§ **Work order**: Across all the records below, count the lines that hold "Windows". State only that figure.

*** Opening of Information ***

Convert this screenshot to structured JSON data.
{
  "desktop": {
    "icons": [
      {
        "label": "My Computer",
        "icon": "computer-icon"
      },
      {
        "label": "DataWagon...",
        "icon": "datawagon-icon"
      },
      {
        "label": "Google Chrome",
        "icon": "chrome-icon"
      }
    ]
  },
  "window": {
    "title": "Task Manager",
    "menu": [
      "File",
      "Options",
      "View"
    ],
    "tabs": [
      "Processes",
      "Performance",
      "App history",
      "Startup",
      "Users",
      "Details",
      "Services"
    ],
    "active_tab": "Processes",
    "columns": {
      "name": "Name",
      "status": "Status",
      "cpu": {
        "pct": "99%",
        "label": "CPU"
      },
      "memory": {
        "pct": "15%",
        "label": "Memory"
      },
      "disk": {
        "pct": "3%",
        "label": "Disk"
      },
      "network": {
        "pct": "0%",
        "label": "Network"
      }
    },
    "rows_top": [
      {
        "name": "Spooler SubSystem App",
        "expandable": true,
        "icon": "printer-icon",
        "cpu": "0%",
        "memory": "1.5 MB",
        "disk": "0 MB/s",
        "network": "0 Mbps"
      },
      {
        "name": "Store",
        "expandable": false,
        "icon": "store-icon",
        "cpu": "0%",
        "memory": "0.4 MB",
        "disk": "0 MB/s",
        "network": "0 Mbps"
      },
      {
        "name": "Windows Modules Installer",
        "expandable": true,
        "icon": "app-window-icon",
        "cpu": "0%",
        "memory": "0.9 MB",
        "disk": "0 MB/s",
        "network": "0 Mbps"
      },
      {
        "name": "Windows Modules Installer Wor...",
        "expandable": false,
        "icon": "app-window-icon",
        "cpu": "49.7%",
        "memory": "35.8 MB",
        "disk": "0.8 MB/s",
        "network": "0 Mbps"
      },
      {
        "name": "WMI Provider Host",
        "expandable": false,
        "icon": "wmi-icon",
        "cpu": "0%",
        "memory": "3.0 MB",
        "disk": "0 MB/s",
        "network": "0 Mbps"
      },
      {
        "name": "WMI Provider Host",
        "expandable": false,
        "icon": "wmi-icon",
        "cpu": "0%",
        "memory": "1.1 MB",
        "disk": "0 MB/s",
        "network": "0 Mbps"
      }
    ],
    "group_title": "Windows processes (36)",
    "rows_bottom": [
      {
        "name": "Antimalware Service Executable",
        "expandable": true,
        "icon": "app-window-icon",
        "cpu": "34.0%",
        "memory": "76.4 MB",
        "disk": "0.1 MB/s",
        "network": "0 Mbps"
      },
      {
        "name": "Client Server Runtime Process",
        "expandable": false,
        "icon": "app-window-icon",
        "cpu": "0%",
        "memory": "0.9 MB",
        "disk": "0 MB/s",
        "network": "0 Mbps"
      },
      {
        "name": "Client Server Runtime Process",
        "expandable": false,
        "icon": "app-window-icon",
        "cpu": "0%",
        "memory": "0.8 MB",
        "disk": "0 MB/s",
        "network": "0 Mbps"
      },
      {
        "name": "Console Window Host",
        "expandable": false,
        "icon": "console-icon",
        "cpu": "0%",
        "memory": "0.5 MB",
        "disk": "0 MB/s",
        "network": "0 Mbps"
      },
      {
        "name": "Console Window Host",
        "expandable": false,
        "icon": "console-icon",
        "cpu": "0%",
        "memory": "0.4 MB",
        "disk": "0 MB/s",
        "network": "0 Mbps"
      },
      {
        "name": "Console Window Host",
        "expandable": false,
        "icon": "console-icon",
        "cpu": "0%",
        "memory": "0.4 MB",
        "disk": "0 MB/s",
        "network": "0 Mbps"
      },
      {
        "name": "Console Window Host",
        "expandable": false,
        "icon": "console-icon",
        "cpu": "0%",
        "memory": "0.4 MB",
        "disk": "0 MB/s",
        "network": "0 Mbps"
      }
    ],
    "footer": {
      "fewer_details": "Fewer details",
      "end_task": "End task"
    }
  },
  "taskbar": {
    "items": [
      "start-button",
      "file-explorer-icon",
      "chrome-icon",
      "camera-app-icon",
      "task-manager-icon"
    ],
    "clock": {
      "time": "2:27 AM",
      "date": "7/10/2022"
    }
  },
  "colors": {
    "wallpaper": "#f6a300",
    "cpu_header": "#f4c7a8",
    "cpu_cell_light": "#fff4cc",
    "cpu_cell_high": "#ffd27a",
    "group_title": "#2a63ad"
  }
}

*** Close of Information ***

§ **Solution to this problem**: 3